to the east of the mountains. The western boundary of Mesa Verde
National Park is east of Ute Peak. The Mesa and the Sleeping Ute
share equal prominence as regional landmarks.
Creek and Canyon Of The Ancients National
Monument form the northern terminus of the Ute Mountains and
The Ute Mountains were formed by intrusion of igneous
rocks at about 72 million years (Late
), concurrent doming, and
subsequent erosion. The most common type of igneous rock is
porphyritic hornblende diorite
rock types present range from gabbro
. Forms of intrusions include
, stocks, dikes
, and sills
dike extends north to McElmo Creek and can be examined at a
roadside there. The igneous rocks intrude a sedimentary section of
Jurassic and Cretaceous rocks and the youngest rocks intruded are
in the Point Lookout Sandstone.
intrusions are similar in form and rock type to those in other
Colorado Plateau mountain ranges,
such as the Henry Mountains and the
Range and the Abajo
Mountains, all nearby in Utah, but the intrusions at these
three Utah occurrences are about 20 to 30 million years in
age.
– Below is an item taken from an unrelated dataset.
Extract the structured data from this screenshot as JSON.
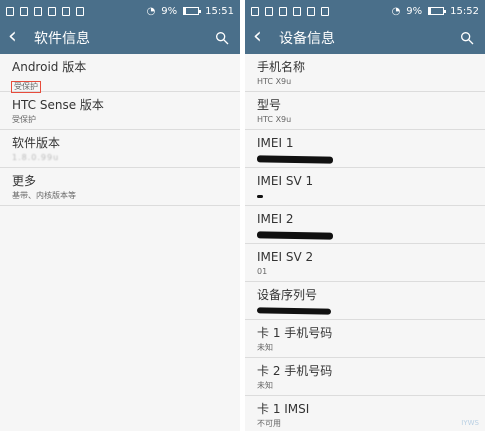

The Ute Mountains and the similar Carrizo
Mountains, nearby in
Arizona, lie within a southwest extension of the Colorado Mineral Belt, but no ore
deposits are known to be associated with these igneous
Sedimentary units are listed below, from youngest to oldest:
- Formations of Cretaceous age
- Point Lookout Sandstone (the oldest formation of the Mesa Verde
- Mancos Shale
- Dakota Sandstone
- Burro Canyon Formation
- Formations of Jurassic age
In some areas the soft lower unit of the Entrada weathers into
characteristic rounded forms, commonly called hoodoo
. The underlying Navajo weathers into
rough, rounded surfaces, commonly pitted, and usually forms